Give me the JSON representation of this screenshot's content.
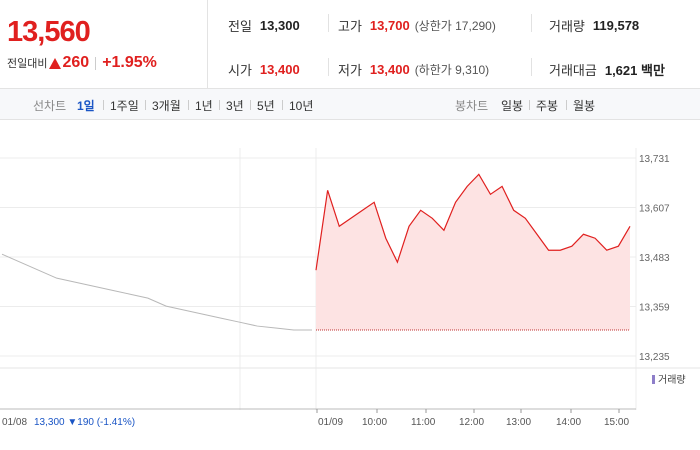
{
  "quote": {
    "price": "13,560",
    "change_label": "전일대비",
    "change": "260",
    "change_rate": "+1.95%"
  },
  "stats": {
    "prev_close": {
      "label": "전일",
      "value": "13,300"
    },
    "high": {
      "label": "고가",
      "value": "13,700",
      "sub": "(상한가 17,290)"
    },
    "volume": {
      "label": "거래량",
      "value": "119,578"
    },
    "open": {
      "label": "시가",
      "value": "13,400"
    },
    "low": {
      "label": "저가",
      "value": "13,400",
      "sub": "(하한가 9,310)"
    },
    "amount": {
      "label": "거래대금",
      "value": "1,621 백만"
    }
  },
  "toolbar": {
    "line_label": "선차트",
    "line_periods": [
      "1일",
      "1주일",
      "3개월",
      "1년",
      "3년",
      "5년",
      "10년"
    ],
    "active_period": "1일",
    "candle_label": "봉차트",
    "candle_periods": [
      "일봉",
      "주봉",
      "월봉"
    ]
  },
  "colors": {
    "up": "#e0201f",
    "down": "#1a55c5",
    "active": "#1a55c5",
    "volume": "#8e7ec9"
  },
  "chart_data": {
    "type": "line",
    "y_ticks": [
      "13,731",
      "13,607",
      "13,483",
      "13,359",
      "13,235"
    ],
    "y_tick_values": [
      13731,
      13607,
      13483,
      13359,
      13235
    ],
    "x_ticks": [
      "01/09",
      "10:00",
      "11:00",
      "12:00",
      "13:00",
      "14:00",
      "15:00"
    ],
    "prev_day_label": "01/08",
    "prev_day_summary": {
      "close": "13,300",
      "change": "190",
      "rate": "(-1.41%)"
    },
    "volume_legend": "거래량",
    "ylim": [
      13235,
      13731
    ],
    "prev_close": 13300,
    "previous_day_series": [
      13490,
      13470,
      13450,
      13430,
      13420,
      13410,
      13400,
      13390,
      13380,
      13360,
      13350,
      13340,
      13330,
      13320,
      13310,
      13305,
      13300,
      13300
    ],
    "today_series": [
      13450,
      13650,
      13560,
      13580,
      13600,
      13620,
      13530,
      13470,
      13560,
      13600,
      13580,
      13550,
      13620,
      13660,
      13690,
      13640,
      13660,
      13600,
      13580,
      13540,
      13500,
      13500,
      13510,
      13540,
      13530,
      13500,
      13510,
      13560
    ]
  }
}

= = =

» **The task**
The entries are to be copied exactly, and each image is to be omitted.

» **Response to this exercise**
Give me the JSON representation of this screenshot's content.
{
  "quote": {
    "price": "13,560",
    "change_label": "전일대비",
    "change": "260",
    "change_rate": "+1.95%"
  },
  "stats": {
    "prev_close": {
      "label": "전일",
      "value": "13,300"
    },
    "high": {
      "label": "고가",
      "value": "13,700",
      "sub": "(상한가 17,290)"
    },
    "volume": {
      "label": "거래량",
      "value": "119,578"
    },
    "open": {
      "label": "시가",
      "value": "13,400"
    },
    "low": {
      "label": "저가",
      "value": "13,400",
      "sub": "(하한가 9,310)"
    },
    "amount": {
      "label": "거래대금",
      "value": "1,621 백만"
    }
  },
  "toolbar": {
    "line_label": "선차트",
    "line_periods": [
      "1일",
      "1주일",
      "3개월",
      "1년",
      "3년",
      "5년",
      "10년"
    ],
    "active_period": "1일",
    "candle_label": "봉차트",
    "candle_periods": [
      "일봉",
      "주봉",
      "월봉"
    ]
  },
  "colors": {
    "up": "#e0201f",
    "down": "#1a55c5",
    "active": "#1a55c5",
    "volume": "#8e7ec9"
  },
  "chart_data": {
    "type": "line",
    "y_ticks": [
      "13,731",
      "13,607",
      "13,483",
      "13,359",
      "13,235"
    ],
    "y_tick_values": [
      13731,
      13607,
      13483,
      13359,
      13235
    ],
    "x_ticks": [
      "01/09",
      "10:00",
      "11:00",
      "12:00",
      "13:00",
      "14:00",
      "15:00"
    ],
    "prev_day_label": "01/08",
    "prev_day_summary": {
      "close": "13,300",
      "change": "190",
      "rate": "(-1.41%)"
    },
    "volume_legend": "거래량",
    "ylim": [
      13235,
      13731
    ],
    "prev_close": 13300,
    "previous_day_series": [
      13490,
      13470,
      13450,
      13430,
      13420,
      13410,
      13400,
      13390,
      13380,
      13360,
      13350,
      13340,
      13330,
      13320,
      13310,
      13305,
      13300,
      13300
    ],
    "today_series": [
      13450,
      13650,
      13560,
      13580,
      13600,
      13620,
      13530,
      13470,
      13560,
      13600,
      13580,
      13550,
      13620,
      13660,
      13690,
      13640,
      13660,
      13600,
      13580,
      13540,
      13500,
      13500,
      13510,
      13540,
      13530,
      13500,
      13510,
      13560
    ]
  }
}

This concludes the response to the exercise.